I have just read L.A.M.’s article, “80,000 Miles in Two MG-Bs”, and noted with interest his appraisal, particularly of the 1965 B. This well-renowned marque has been much abused recently – more so by apparent little boys playing at men – what with their £100 TR bangers!
Only quite recently I travelled from Le Havre to Rome in 17 hours and 14 minutes – not in a TR but in a 1965 B roadster, fitted with overdrive. The car returned 34 miles to the gallon and used only one pint of oil throughout the 1,100-odd miles. The present mileage is 49,000 miles, yet the oil pressure never drops below 70 lb.
I would add that I have also done this journey in just under a day in a 1960 TR3A some five years ago, and whilst admitting that it gave me a certain amount of exhilaration – albeit, fringed with some hair-raising experiences going over the Gt. Bernard, plus a broken differential on arrival – never quite afforded the comfort and confident roadholding of my MG-B.
I’m sorry, TR boys, but in my declining years I still prefer speed plus safety, and though in the past ten years I have owned seven – yes, seven TRs in all, I am now a confirmed MG-B addict – apart from the odd Dino Ferrari and Maserati, etc., I see belting up the Via Aurelia, that is!
Mikal A’Herne (Dr.)
I read your comments on the MG-B in the May issue of Motor Sport with great interest. They broadly agree with my own 40,000 miles of experience with a “B” roadster which I have owned for the last 3 1/2 years.
The mechanical reliability of the car is excellent when compared with many other cars of a similar age. It has never let me down to such an extent that I have had to leave it, but on maybe half a dozen occasions roadside repairs have been necessary. One such occasion occurred when I overfilled the brake fluid reservoir and caused one of the front discs to overheat severely due to a binding pad. This seems to have caused some severe disc corrosion with consequent uneven disc pad wear.
That other favourite complaint of MG-B correspondents, exhaust system failure, has shown itself up with me on many occasions. It seems to require attention on average every two-three months. This would seem to be a design error, as every other owner I have spoken to seems to have trouble in this department. Even a relatively robust “Peco” unit failed after three months, due to front pipe flexing. Needless to say, I am now extremely skilled in removing and replacing the exhaust system.
Fuel pump trouble has plagued me over this last winter due, it would seem, to firstly the loss of the breather pipe causing water to be drawn into the body (48,000 miles), secondly (and very similarly) incorrect location of the breather pipe outlet (second replacement at 49,000 miles and, thirdly, failure of an “o” ring on the new unit requiring attention after a further 500 miles. Again, a minor design change (relocation of fuel pump) could cure all such troubles.

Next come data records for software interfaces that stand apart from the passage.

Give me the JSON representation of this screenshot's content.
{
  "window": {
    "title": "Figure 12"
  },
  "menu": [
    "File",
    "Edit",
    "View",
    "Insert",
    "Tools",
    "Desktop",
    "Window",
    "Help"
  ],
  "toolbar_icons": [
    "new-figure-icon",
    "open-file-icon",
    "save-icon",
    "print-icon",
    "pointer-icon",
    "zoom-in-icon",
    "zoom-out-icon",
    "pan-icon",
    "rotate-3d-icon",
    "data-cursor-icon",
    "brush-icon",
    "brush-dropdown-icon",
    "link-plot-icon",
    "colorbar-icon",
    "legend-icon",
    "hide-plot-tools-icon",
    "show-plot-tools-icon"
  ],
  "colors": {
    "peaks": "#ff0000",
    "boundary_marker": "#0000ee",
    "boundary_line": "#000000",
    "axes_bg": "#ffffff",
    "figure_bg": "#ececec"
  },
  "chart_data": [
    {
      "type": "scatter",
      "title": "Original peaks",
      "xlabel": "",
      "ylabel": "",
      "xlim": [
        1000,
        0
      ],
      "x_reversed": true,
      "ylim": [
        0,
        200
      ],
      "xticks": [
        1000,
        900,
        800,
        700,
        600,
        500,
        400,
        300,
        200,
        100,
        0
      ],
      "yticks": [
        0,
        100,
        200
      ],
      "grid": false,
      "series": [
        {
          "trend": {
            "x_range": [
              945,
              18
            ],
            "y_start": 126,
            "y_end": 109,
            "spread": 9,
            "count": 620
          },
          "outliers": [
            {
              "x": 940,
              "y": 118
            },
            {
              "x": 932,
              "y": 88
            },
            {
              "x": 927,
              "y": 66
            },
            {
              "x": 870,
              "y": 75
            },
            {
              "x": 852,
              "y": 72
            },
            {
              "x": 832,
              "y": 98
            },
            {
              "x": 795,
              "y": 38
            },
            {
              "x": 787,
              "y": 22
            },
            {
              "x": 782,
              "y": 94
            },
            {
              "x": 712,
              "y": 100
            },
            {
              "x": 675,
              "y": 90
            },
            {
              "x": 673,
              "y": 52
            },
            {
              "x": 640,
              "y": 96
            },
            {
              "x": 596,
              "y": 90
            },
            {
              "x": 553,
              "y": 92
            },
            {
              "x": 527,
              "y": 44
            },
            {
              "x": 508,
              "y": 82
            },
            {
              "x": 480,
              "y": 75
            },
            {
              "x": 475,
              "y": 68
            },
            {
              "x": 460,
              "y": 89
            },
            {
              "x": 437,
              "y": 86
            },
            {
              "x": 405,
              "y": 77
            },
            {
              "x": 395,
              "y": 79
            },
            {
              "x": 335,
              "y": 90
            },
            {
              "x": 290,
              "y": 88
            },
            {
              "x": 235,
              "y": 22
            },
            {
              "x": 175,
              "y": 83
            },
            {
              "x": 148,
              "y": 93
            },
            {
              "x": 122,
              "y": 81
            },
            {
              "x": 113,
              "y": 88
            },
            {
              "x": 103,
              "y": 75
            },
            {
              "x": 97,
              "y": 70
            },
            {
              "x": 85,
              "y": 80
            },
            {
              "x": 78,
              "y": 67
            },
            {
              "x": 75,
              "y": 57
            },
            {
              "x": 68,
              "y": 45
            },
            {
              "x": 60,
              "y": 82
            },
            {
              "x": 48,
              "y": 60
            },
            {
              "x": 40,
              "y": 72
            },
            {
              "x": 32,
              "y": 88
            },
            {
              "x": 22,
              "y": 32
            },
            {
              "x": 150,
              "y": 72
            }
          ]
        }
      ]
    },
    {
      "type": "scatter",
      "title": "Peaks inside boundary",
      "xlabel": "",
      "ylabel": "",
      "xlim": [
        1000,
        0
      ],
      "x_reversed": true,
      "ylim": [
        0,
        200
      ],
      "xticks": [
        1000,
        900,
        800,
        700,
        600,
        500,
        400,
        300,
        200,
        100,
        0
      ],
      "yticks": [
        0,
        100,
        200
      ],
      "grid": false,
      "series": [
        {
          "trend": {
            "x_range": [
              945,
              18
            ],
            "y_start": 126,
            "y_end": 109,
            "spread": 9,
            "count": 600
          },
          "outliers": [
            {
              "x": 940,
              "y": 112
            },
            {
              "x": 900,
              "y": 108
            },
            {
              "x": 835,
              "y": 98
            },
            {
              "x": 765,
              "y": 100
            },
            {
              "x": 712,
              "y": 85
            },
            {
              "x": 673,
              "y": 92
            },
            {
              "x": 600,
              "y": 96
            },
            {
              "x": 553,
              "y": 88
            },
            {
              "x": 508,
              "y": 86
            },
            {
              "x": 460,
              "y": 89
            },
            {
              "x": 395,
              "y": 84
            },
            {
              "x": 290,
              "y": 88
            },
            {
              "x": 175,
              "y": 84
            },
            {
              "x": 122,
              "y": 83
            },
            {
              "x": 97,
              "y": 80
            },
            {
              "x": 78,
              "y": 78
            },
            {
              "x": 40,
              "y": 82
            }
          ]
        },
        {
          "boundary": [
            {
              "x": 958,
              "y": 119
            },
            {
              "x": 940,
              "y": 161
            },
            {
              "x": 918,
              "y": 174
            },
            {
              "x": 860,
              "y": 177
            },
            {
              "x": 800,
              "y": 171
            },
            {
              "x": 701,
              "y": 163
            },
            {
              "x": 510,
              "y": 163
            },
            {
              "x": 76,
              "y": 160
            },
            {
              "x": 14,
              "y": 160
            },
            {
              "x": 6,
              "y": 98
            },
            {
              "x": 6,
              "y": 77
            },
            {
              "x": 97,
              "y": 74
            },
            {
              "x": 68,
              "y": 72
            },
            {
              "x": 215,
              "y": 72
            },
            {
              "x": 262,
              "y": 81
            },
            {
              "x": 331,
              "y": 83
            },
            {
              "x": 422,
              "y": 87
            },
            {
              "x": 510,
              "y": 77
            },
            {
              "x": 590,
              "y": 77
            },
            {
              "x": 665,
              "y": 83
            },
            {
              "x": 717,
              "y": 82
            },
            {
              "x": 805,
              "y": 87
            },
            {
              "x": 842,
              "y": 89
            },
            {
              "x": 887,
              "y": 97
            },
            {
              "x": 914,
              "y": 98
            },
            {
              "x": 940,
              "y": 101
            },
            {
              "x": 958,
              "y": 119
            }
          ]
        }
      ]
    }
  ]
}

An incredible testimony to the robustness and handling qualities of the car was on occurrence last summer, when having arrived in Cornwall with a laden boot and car, I discovered that all but two of leaves on the n.s. rear spring (including the main leaf) had broken. It was realised then that this explained the “clonk” which appeared every time the clutch was released from standstill before the 450-mile journey started! This was repaired by myself and a friend in a back street of Bristol after another long (and careful) drive.
Handbrake inefficiency, often mentioned in road tests or talks with other owners, generally can be attributed to the balance arm on the rear axle being seized on its pivot.
The rather flimsy location of the key mechanism for the door locks is another design error. They require periodic attention from inside the door to wedge them secure. This fault is perpetuated on the latest models.
I have very little complaint regarding the interior fittings of the car. I eased the confusion of the row of toggle switches by fitting a push-pull light switch. The spokes of a 13 in. steering wheel now effectively mask the oil, water and fuel gauges! This size of wheel certainly develops biceps if a lot of town parking is done. The key-locked glove compartment is irritating if one wants to open it whilst on the move if the boot lid key is on the same ring as the ignition key. The addition of a simple catch plus the key-lock would be useful here. Insulation of the body and floor panels behind the seats would seem to be worthwhile if the noise present when the battery compartment cover is missing is anything to go by. Another source of interior noise which eluded my eye for a while was the hole on the l.h.s. bulkhead where the l.h.d. steering column passes through. The plug is easily lost if passengers have big feet and increases the engine noise inside the car quite considerably. The noise from this source varies in level according to the position of the heater controls, too. These Controls could be improved quite easily, too, particularly with regard to the tiresome flaps by the passenger’s and driver’s feet.
Needless to say, synchromesh on 2nd gear went long ago.
The boot regularly acquires a layer of water and is consequently best left empty of tools, etc. Luggage., i.e., one suitcase if the spare is carried, has to be wrapped in plastic bags. This seems principally due to a badly fitted boot lid which no amount of hinge adjustment seems able to cure.
More lateral support by the seats was certainly a needed modification. I have to tie myself in very tightly with the seat belt if I am not to be thrown around.
The speedometer on my car seems very optimistic or else the indicated 7,000 r p.m. in top gear would seem to confirm a road speed of around 126 m.p.h. It accelerates quite strongly up to this speed quite often. The lack of overdrive doesn’t encourage one to maintain this speed. In spite of this sort of treatment the engine has never given me any cause to complain, routine attention to oil changes, plugs, points, etc., being all that was required. However, I intend to remove the head next week to see the ill-effects of several boiled radiators caused by lack of engine fan in traffic over the last few months.
Some time ago I fitted 165 x 14 SP41s on 5J rims, which gives excellent tyre wear – 18,000 miles for the back and slightly more for the front. These wheels/tyres have caused most of the paint on the sills behind the wheel arches to be shotblasted away due to road grit being thrown up. Recent fitting of G800s on the back caused chronic oversteer and caused the car to wander wildly in cross winds and on white lines.
The body faded badly after three winters standing outside and was resprayed last summer. Two sills were also fitted.
Fuel consumption averages about 25 m.p.g. over the whole year, with oil at about 250 m.p.p.
My only regret is that the car was not fitted with overdrive and also the folding hood – well worth it in this climate! It seems to be one of the few cars on the road which has not suffered the ravages of depreciation: I paid £675 in November, 1966, and could sell now for £550.
Altogether a good, solid car which has taken me safely, quickly and reliably on many consecutive long journeys with the minimum of fuss. I would be loathe to part with such a fine machine, and would have no hesitation in recommending the MG-B to anyone who was looking for an extremely reliable long-term motor car.
Ian P. Burdon